The Collision of Social Justice Perfectionism, Rival Faiths, and Ordered Liberty: Review Essay: Mark T. Mitchell, The Unholy Marriage that Spawned America's Social Justice Warriors
38 Pages Posted: 8 Feb 2021
Date Written: January 25, 2021
Amid the nation’s swelling social discord, Mark T. Mitchell’s new book, Power and Purity: The Unholy Marriage That Spawned America’s Social Justice Warriors, avoids sterility, sclerosis, and nostalgia, while offering a creative understanding of the origins of the nation’s divisions that have seen the rise of social justice warriors (SJWs). Endeavoring to unravel the undemocratic forces advancing in our republic, his analysis forecasts the rise of totalitarianism and the possible return of “separate but equal.” He argues that social justice activists, after embracing Nietzsche’s rejection of Christian Platonism, the notion of truth, and traditional morality, have now, paradoxically, embraced many aspects of Puritanism. Additional issues arise because, despite their adoption of Nietzsche’s intuition, SJWs frequently emphasize goals, which are orthogonal to his vision.
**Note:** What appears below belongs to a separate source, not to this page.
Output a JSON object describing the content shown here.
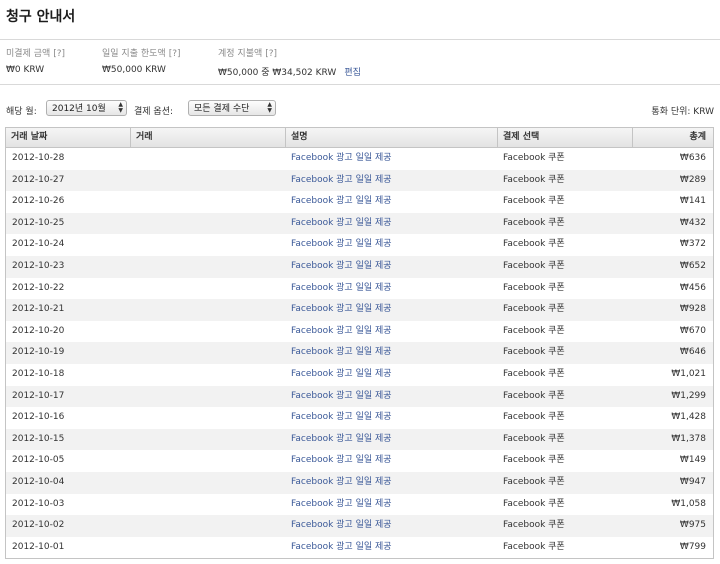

Mitchell’s book provides answers to a number of salient issues including the provenance, consequences, and morality of social justice approaches. In an epoch featuring (1) the rude collapse of metanarratives; (2) an uprising of mimetic rivalries within the political, religious, and economic realm; (3) spreading social irruptions signaling democracy’s end and totalitarianism’s beginning; and (4) the self-immolation of the liberal project accompanied by the rise of illiberal liberalism; Mitchell poses a crucial question: whether social justice policies grounded in postmodernism, are reconcilable with contrary views grounded in rival faiths and the notion of ordered liberty within a constitutional republic? Without resolving this conflict, Professor Mitchell implies that common ground cannot be found between individuals and subgroups who are driven by claims of social justice and those who are not.
Keywords: Race, Religion, Gender, Identity, Systemic Racism, Victimhood, Privilege, Moral Dysphoria, Postmodern Elites, Autonomy, Mimetic Rivalry, Illiberal Liberalism, Neutral Adjudication and Planned Parenthood v. Casey
JEL Classification: K36, J71
Suggested Citation: Suggested Citation